● Work request:
Say how many of the lines below hold "screenshot", writing the number and nothing more.

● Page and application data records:
□ □ □ □ □ □ □
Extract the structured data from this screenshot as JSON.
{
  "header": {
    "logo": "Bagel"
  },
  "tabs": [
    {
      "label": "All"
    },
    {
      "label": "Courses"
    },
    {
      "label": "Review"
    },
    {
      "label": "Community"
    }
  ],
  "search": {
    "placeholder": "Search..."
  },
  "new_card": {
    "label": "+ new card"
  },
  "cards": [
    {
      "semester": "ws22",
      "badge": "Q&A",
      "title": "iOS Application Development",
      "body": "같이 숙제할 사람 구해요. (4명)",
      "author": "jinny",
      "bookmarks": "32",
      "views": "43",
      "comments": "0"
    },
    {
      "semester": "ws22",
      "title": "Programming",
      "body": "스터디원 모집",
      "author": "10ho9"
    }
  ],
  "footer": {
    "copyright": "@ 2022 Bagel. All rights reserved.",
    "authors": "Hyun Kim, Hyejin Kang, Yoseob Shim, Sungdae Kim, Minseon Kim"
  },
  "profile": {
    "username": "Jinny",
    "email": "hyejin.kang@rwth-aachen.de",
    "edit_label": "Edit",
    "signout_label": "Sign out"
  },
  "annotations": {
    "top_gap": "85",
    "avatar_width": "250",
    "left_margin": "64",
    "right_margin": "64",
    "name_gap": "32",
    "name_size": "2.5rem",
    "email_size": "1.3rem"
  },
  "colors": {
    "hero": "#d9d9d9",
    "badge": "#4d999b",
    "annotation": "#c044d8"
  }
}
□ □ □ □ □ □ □
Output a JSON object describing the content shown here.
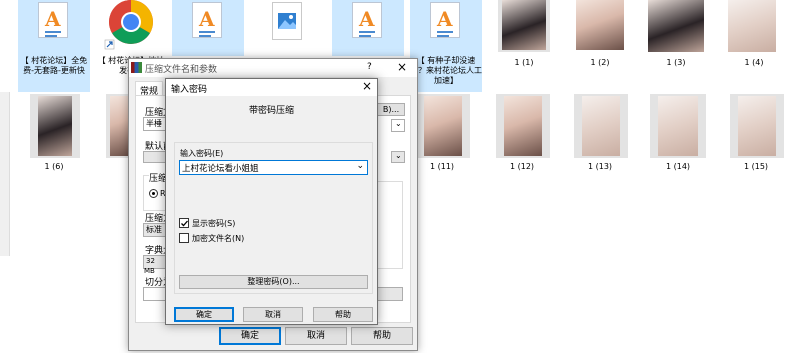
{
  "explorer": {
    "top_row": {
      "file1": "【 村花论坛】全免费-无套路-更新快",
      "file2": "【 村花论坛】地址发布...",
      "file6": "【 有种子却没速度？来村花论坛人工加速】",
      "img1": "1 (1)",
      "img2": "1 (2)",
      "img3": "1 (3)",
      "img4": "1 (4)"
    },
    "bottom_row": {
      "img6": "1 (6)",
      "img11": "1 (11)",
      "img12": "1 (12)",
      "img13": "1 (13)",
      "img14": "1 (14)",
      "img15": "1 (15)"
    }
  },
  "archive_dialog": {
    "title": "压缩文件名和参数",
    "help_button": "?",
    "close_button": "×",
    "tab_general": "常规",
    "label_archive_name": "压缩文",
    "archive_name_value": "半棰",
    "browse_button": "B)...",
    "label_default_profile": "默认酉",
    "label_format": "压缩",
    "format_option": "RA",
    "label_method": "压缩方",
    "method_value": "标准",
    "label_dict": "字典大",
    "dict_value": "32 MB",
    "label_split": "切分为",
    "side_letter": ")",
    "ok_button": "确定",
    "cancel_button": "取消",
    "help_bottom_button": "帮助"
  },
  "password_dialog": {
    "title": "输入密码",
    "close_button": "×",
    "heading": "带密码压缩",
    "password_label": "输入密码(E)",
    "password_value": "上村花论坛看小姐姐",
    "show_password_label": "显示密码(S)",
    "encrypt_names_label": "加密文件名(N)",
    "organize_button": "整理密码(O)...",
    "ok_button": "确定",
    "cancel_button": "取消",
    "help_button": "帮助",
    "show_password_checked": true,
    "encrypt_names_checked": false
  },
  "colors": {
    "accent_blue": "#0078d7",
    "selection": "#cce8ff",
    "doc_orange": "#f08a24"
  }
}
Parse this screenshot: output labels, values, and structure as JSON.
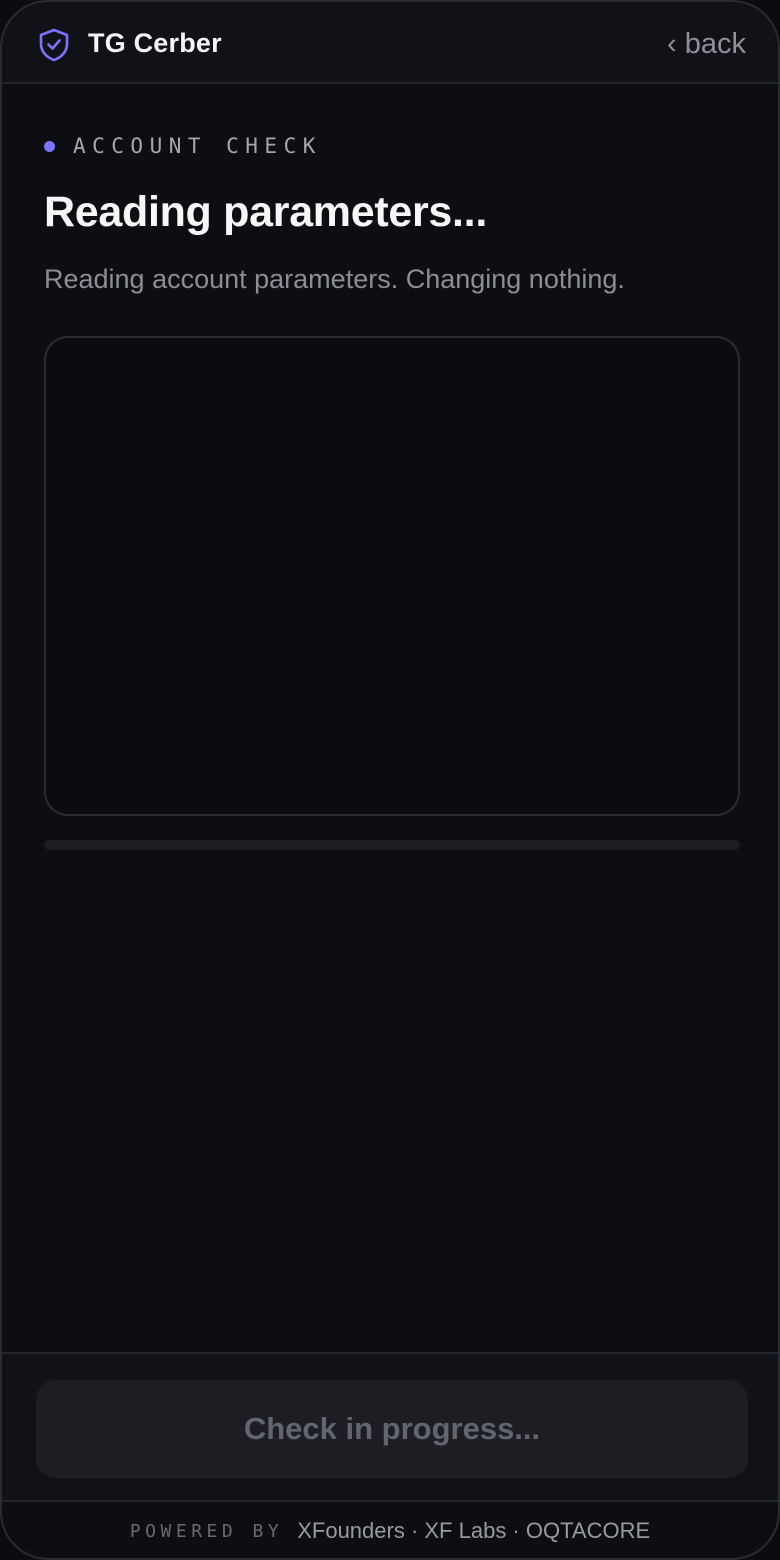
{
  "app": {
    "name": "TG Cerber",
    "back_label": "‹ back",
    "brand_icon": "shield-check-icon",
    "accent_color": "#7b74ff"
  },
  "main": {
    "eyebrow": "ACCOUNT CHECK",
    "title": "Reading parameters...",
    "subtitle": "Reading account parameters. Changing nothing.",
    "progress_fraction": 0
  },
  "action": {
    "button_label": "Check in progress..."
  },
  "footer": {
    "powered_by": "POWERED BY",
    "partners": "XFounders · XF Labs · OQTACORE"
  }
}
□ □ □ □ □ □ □
● Written answer:
2